3. natural availability should be low and/or demand should be high.


Essentially, only four minerals meet the above conditions: blue topaz, colored diamond, red tourmaline and smoky quartz. These four are offered for sale in real life. All other gemstone varieties mentioned in this article are extremely rare to find. Black diamond and green diamond have come up for sale now and then in the past with some measurable radioactivity. However, the currently increasingly offered necklaces and bracelets made of black diamond slivers or rough diamonds are all natural (unirradiated) diamonds, with no danger for harm. Remaining is only the blue topaz in the color "London Blue", which may be radioactive. "London Blue" is a dark, slightly grayish hue. Not affected are the ubiquitous light blue, neon blue, radiant light shades. Radioactivity has never been measured in these light-colored blue topazes.

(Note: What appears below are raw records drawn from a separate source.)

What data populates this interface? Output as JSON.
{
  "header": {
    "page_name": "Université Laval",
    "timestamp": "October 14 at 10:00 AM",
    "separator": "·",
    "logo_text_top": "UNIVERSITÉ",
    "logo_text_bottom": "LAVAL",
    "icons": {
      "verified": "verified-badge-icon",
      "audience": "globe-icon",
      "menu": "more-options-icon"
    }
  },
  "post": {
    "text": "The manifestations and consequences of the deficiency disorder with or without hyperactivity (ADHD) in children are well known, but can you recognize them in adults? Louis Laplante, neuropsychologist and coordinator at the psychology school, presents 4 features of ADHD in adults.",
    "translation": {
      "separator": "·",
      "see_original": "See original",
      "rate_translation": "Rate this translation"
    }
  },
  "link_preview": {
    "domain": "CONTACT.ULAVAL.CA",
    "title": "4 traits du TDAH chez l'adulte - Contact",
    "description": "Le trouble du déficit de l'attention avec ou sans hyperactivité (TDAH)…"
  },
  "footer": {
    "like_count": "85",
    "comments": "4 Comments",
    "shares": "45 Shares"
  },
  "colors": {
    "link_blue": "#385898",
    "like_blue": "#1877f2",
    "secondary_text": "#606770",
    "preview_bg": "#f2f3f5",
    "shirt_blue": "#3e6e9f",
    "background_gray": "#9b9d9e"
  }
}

Natural radioactive gemstones

At this point, especially green zircon, which can emit radioactivity, should be mentioned. Sometimes it can contain so many radioactive inclusions that its crystal structure is destroyed (metamict). In apatite and titanite, the natural radioactivity is usually less than the natural background radiation. Heliodor from the Rössing mine in Namibia, Ekanite and Monazite are only interesting for collectors.

Mineral Color Source of Radiation
Apatite (*) blue, green, yellow Uran (U), Ce, Eu, La, Th und Y
Ekanit green, light brown Thorium (Th)
Heliodor (Rössing deposit, Namibia) yellow-green Uran (U)
Monazite brownish yellow Thorium (Th)
Titanite (*) yellow to brown, green to black Uran (U), Ce, Eu, La und Th
Zircon (metamict) green Uran (U), Thorium (Th)

(*Radioactivity usually not measurable


Autor: Dipl.-Min. B. Bruder